He knew there was a serious strategic threat building but he didn’t know that ISIS would galvanize U.S. public support for dealing with it by decapitating two Americans, so he sat tight and let the threat build. Only now that the politics have changed is he prepared to move, and only then via air power for fear that the politics might change again. On that point, a thought from Anthony Zinni on O’s reluctance to use ground troops: “My hero growing up was Rocky Marciano. If Rocky Marciano said before a heavyweight championship fight, ‘I’m not going to throw a right hook all throughout this fight, that’s off the table’—why would you tell your enemy what you’re not going to do?”
Some of the shift in public opinion is also due to reemerging hawkishness on the right. In April, when asked whether the U.S. should be more or less active in the world, Republicans split 29/45. When asked again in September, they split 41/34. Bush-era theories of executive power in fighting jihadis are popular again too, at least in the White House. Dick Cheney aside, there’s no villain greater than John Yoo to progressives when it comes to crafting counterterror policy. Well, guess what:
John Yoo, a former Bush administration lawyer and one of the primary architects of the “strong executive” theory of presidential power, told BuzzFeed News, “Obama has adopted the same view of war powers as the Bush administration.”…
Relying on Article II, Yoo wrote [in 2001]: “The president may deploy military force preemptively against terrorist organizations or the States that harbor or support them, whether or not they can be linked to the specific terrorist attack of September 11.” The fact that Congress had explicitly rejected the preemption language didn’t matter because, in Yoo’s reading, the president already had that authority.

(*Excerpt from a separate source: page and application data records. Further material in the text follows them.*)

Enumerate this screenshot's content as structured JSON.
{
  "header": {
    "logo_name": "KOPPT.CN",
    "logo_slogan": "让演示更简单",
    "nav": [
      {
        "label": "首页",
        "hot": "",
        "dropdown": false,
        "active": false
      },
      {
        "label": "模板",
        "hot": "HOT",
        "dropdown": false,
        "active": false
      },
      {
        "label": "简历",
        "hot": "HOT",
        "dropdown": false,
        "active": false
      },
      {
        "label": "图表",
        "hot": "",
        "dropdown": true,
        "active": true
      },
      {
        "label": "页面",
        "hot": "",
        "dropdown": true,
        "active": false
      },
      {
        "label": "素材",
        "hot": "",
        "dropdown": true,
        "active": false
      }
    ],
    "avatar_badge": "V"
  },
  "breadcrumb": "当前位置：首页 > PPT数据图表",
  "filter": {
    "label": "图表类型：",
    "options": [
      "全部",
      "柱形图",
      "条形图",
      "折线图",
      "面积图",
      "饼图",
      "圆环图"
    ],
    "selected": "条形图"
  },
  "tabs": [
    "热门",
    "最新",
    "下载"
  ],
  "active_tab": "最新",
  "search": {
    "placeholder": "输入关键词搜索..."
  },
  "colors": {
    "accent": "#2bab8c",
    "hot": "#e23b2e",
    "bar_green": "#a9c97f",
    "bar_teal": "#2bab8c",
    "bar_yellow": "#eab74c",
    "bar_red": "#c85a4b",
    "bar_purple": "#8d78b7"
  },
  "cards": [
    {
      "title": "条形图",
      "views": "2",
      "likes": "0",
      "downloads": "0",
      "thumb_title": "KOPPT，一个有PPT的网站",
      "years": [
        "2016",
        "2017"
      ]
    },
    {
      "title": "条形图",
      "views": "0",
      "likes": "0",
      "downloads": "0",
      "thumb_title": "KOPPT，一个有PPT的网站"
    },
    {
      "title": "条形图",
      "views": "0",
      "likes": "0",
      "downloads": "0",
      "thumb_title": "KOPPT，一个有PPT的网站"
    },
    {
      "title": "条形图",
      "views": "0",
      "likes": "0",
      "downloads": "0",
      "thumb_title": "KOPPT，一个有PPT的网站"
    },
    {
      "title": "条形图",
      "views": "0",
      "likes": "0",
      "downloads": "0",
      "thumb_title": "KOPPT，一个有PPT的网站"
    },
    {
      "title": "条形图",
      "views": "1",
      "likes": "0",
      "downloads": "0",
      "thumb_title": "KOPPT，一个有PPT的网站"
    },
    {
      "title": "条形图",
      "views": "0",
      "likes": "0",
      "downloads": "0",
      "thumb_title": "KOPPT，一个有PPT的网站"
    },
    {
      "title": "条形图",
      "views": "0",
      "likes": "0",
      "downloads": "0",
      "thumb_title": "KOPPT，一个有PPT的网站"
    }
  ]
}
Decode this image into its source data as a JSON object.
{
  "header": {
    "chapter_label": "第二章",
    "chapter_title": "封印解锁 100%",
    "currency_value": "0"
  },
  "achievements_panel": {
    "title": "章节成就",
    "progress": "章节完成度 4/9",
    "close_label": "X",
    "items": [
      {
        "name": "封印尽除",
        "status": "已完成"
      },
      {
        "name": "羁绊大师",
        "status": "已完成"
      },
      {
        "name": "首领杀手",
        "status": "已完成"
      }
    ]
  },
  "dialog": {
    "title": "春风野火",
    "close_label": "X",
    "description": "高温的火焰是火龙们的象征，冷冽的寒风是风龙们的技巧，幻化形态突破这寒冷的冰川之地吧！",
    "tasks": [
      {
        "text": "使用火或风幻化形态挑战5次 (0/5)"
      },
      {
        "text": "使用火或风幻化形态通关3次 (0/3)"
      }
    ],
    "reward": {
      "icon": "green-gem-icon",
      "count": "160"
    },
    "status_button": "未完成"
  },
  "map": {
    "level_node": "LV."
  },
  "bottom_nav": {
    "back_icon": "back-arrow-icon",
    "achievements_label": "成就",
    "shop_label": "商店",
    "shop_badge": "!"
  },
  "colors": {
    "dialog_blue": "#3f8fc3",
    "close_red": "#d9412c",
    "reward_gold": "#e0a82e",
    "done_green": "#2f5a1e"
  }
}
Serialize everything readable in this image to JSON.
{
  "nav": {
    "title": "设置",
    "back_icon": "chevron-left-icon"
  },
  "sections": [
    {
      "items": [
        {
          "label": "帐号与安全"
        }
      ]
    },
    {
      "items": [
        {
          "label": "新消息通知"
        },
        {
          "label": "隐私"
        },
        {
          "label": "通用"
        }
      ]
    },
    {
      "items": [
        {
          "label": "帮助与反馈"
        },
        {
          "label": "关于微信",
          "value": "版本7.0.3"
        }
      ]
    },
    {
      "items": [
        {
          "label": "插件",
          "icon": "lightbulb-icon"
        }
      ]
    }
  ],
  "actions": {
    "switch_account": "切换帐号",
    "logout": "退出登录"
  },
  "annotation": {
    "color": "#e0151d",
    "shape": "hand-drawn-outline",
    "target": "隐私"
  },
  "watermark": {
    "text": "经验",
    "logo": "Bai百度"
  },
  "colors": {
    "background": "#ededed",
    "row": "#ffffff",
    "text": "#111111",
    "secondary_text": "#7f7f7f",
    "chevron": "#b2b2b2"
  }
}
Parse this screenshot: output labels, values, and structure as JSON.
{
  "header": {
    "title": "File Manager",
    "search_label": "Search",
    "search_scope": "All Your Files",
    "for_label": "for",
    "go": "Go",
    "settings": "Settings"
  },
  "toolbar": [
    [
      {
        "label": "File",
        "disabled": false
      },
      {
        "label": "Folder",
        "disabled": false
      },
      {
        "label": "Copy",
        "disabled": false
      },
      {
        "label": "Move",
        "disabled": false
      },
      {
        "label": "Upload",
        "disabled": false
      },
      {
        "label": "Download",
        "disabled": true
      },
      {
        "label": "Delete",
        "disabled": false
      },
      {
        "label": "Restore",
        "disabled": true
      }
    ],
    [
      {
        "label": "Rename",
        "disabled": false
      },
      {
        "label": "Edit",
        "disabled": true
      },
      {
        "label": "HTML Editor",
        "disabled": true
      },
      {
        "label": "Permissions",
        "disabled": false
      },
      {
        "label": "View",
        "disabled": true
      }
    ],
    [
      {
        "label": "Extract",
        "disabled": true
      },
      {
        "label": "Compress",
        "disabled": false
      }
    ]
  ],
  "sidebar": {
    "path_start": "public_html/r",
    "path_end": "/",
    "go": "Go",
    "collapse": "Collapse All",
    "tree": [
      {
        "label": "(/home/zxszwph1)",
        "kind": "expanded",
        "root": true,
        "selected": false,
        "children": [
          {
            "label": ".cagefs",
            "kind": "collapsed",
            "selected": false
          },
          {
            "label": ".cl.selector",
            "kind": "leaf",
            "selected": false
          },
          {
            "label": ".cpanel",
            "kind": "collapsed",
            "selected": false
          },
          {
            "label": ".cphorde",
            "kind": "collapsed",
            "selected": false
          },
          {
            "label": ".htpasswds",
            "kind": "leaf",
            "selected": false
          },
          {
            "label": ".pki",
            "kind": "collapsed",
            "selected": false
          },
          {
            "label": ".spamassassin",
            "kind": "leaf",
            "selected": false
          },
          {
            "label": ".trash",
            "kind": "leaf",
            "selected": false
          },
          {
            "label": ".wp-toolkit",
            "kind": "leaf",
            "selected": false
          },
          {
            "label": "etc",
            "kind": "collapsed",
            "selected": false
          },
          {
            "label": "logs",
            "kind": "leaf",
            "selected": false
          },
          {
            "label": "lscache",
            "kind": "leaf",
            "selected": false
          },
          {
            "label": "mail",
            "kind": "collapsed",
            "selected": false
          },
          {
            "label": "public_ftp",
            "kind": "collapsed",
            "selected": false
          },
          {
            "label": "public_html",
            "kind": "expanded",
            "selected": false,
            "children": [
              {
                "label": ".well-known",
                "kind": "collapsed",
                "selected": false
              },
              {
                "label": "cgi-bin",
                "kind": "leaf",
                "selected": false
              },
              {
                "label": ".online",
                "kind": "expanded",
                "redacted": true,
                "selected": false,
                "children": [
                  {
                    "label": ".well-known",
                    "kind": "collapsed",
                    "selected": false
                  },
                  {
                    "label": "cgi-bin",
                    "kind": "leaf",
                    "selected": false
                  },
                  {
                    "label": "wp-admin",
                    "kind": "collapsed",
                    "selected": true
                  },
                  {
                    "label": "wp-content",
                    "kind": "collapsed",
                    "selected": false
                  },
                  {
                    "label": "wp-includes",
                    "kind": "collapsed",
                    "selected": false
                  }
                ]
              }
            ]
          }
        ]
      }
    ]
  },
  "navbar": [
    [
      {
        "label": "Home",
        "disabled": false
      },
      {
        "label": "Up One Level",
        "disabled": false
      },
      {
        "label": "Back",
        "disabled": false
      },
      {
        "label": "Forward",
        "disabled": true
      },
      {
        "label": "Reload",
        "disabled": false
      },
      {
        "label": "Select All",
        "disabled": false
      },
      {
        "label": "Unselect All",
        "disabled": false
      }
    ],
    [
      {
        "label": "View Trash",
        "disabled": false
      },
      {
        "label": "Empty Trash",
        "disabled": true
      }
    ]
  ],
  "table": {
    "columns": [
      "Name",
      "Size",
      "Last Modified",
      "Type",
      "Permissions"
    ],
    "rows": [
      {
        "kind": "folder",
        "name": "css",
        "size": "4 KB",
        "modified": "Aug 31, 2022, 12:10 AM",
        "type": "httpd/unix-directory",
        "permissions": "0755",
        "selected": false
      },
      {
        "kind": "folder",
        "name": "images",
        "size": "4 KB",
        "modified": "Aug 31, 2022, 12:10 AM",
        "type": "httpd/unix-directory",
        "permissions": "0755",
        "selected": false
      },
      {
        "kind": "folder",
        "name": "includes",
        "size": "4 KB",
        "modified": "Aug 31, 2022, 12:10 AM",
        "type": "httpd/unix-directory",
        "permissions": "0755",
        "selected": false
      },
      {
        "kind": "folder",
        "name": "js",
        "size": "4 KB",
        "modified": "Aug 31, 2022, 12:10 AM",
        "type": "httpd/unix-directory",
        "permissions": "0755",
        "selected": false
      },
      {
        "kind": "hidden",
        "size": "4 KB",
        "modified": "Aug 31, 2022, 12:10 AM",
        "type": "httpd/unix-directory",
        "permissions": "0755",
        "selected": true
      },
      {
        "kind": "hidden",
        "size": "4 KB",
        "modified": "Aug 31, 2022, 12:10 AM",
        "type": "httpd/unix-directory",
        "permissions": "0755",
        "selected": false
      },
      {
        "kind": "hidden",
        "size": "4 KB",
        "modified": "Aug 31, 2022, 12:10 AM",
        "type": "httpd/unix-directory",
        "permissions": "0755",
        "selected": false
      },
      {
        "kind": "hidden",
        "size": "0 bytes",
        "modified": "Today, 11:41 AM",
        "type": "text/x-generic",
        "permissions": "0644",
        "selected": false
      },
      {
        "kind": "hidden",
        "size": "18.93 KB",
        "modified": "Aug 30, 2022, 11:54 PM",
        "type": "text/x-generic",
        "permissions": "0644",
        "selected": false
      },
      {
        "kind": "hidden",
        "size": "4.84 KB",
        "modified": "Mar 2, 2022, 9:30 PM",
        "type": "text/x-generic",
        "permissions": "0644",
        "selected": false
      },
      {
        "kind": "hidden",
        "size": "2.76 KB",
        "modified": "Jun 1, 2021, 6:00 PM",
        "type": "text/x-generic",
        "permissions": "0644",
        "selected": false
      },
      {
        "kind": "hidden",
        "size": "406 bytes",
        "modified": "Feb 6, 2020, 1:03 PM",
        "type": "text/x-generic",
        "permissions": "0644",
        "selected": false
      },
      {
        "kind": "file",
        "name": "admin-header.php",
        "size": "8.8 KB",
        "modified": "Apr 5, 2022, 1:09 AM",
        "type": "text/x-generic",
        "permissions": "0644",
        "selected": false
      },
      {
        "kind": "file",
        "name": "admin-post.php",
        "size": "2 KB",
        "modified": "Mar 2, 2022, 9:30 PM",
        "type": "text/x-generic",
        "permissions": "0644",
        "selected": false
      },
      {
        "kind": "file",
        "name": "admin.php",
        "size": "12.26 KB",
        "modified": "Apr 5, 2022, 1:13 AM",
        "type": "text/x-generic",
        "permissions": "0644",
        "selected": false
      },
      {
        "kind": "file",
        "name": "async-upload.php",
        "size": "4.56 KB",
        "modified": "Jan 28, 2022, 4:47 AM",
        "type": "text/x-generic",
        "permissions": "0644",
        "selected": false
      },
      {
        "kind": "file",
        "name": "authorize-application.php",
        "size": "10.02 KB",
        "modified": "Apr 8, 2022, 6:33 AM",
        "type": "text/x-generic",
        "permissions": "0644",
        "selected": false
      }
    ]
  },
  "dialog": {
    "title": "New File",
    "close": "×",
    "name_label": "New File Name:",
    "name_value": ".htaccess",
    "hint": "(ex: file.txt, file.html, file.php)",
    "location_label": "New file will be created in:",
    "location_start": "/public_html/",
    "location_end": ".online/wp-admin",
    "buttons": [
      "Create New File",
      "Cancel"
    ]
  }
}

“This is precisely the logic of the current and planned use of force against [ISIS],” Jack Goldsmith, another former Bush administration lawyer and currently a professor at Harvard Law School, pointed out recently on Lawfare, a blog he co-founded.
As you watch tonight, try to imagine what lefty commentary would look like if George W. Bush delivered this exact same speech. Because you know what? Apart from a sentence here or there, I’ll bet he could have.
Two quotes for you to meditate on while we’re waiting for O to speak. The first comes from one of Muqtada al-Sadr’s henchmen, someone who was suspected by the U.S. of leading a Shiite death squad and who doubtless someday will again: “We have had no problems with the U.S. since they withdrew from Iraq. I fought against them, as they were invaders. But today they are not. We are now allied to fight ISIS together.” The second quote comes from someone you’re more familiar with. Believe it or not, he really did say this just last year:
So even though I possess the authority to order military strikes, I believed it was right, in the absence of a direct or imminent threat to our security, to take this debate to Congress. I believe our democracy is stronger when the President acts with the support of Congress. And I believe that America acts more effectively abroad when we stand together.
This is especially true after a decade that put more and more war-making power in the hands of the President, and more and more burdens on the shoulders of our troops, while sidelining the people’s representatives from the critical decisions about when we use force.
A year later, he’s decisively pro-sidelining. He promised you Change, didn’t he?
Update: Don’t turn that dial…
— Senator Rand Paul (@RandPaul) September 10, 2014